Below are the records. Count the lines containing the string "after", and reply with the number alone.
INFORMATION SUPPLIED Block Start
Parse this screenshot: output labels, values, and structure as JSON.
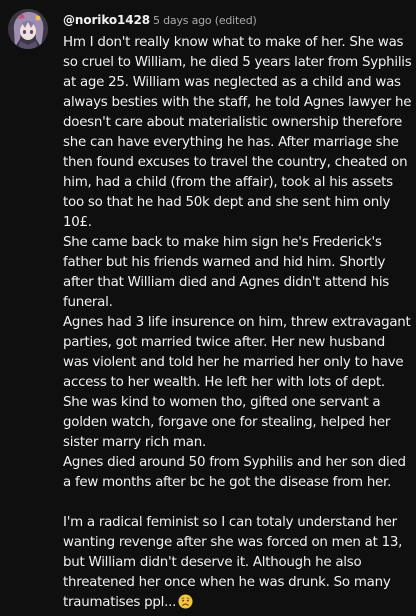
{
  "comment": {
    "author": "@noriko1428",
    "timestamp": "5 days ago (edited)",
    "avatar_icon": "anime-character-avatar",
    "paragraphs": [
      "Hm I don't really know what to make of her. She was so cruel to William, he died 5 years later from Syphilis at age 25. William was neglected as a child and was always besties with the staff, he told Agnes lawyer he doesn't care about materialistic ownership therefore she can have everything he has. After marriage she then found excuses to travel the country, cheated on him, had a child (from the affair), took al his assets too so that he had 50k dept and she sent him only  10£.\nShe came back to make him sign he's Frederick's father but his friends warned and hid him. Shortly after that William died and Agnes didn't attend his funeral.\nAgnes had 3 life insurence on him, threw extravagant parties, got married twice after. Her new  husband was violent and told her he married her only to have access to her wealth. He left her with lots of dept.\nShe was kind to women tho, gifted one servant a golden watch, forgave one for stealing, helped her sister marry rich man.\nAgnes died around 50 from Syphilis and her son died a few months after bc he got the disease from her.",
      "I'm a radical feminist so I can totaly understand her wanting revenge after she was forced on men at 13, but William didn't deserve it. Although he also threatened her once when he was drunk. So many traumatises ppl..."
    ],
    "emoji_icon": "worried-face-emoji"
  }
}
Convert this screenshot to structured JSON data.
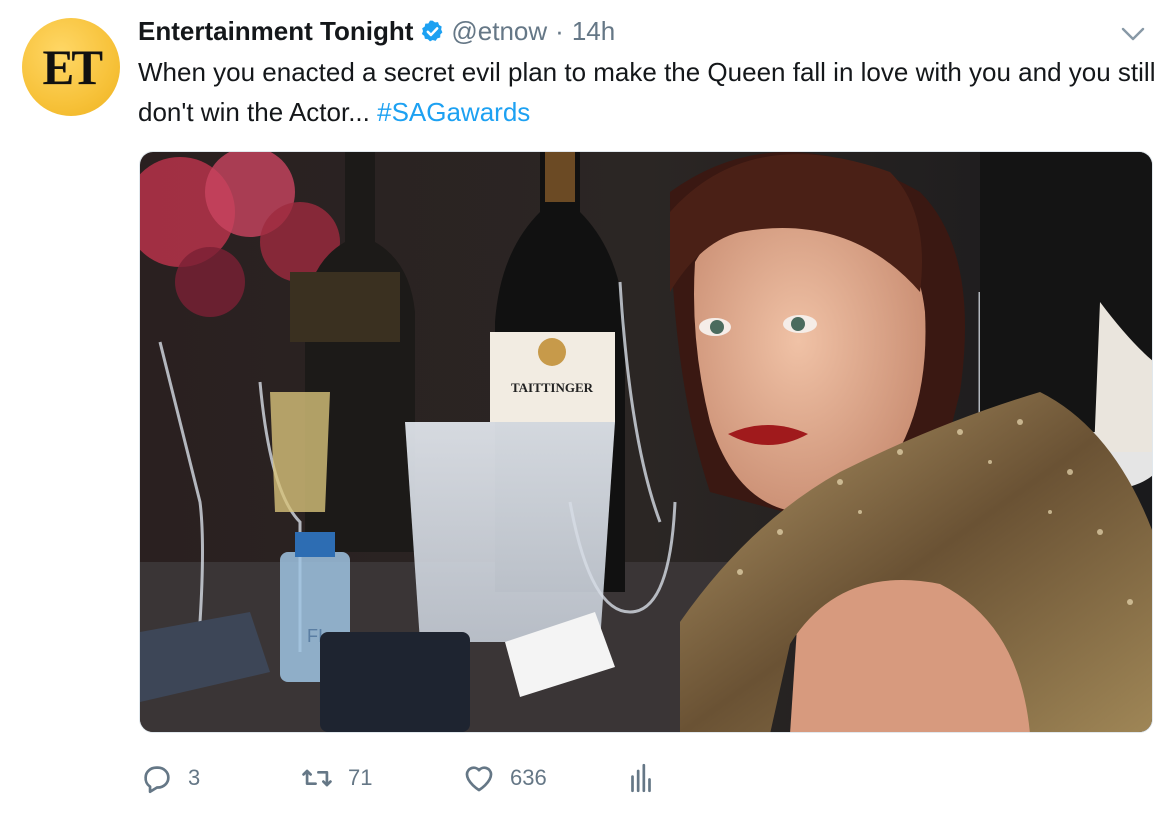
{
  "account": {
    "logo_text": "ET",
    "name": "Entertainment Tonight",
    "handle": "@etnow",
    "separator": "·",
    "time": "14h",
    "verified": true
  },
  "tweet": {
    "text": "When you enacted a secret evil plan to make the Queen fall in love with you and you still don't win the Actor... ",
    "hashtag": "#SAGawards"
  },
  "media": {
    "bottle_label": "TAITTINGER",
    "water_label": "FI"
  },
  "actions": {
    "reply_count": "3",
    "retweet_count": "71",
    "like_count": "636"
  },
  "icons": {
    "verified": "verified-badge-icon",
    "caret": "chevron-down-icon",
    "reply": "reply-icon",
    "retweet": "retweet-icon",
    "like": "heart-icon",
    "analytics": "analytics-icon"
  },
  "colors": {
    "link": "#1da1f2",
    "muted": "#657786",
    "text": "#14171a",
    "logo": "#f7c23a"
  }
}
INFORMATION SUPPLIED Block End
ANSWER BOX:
2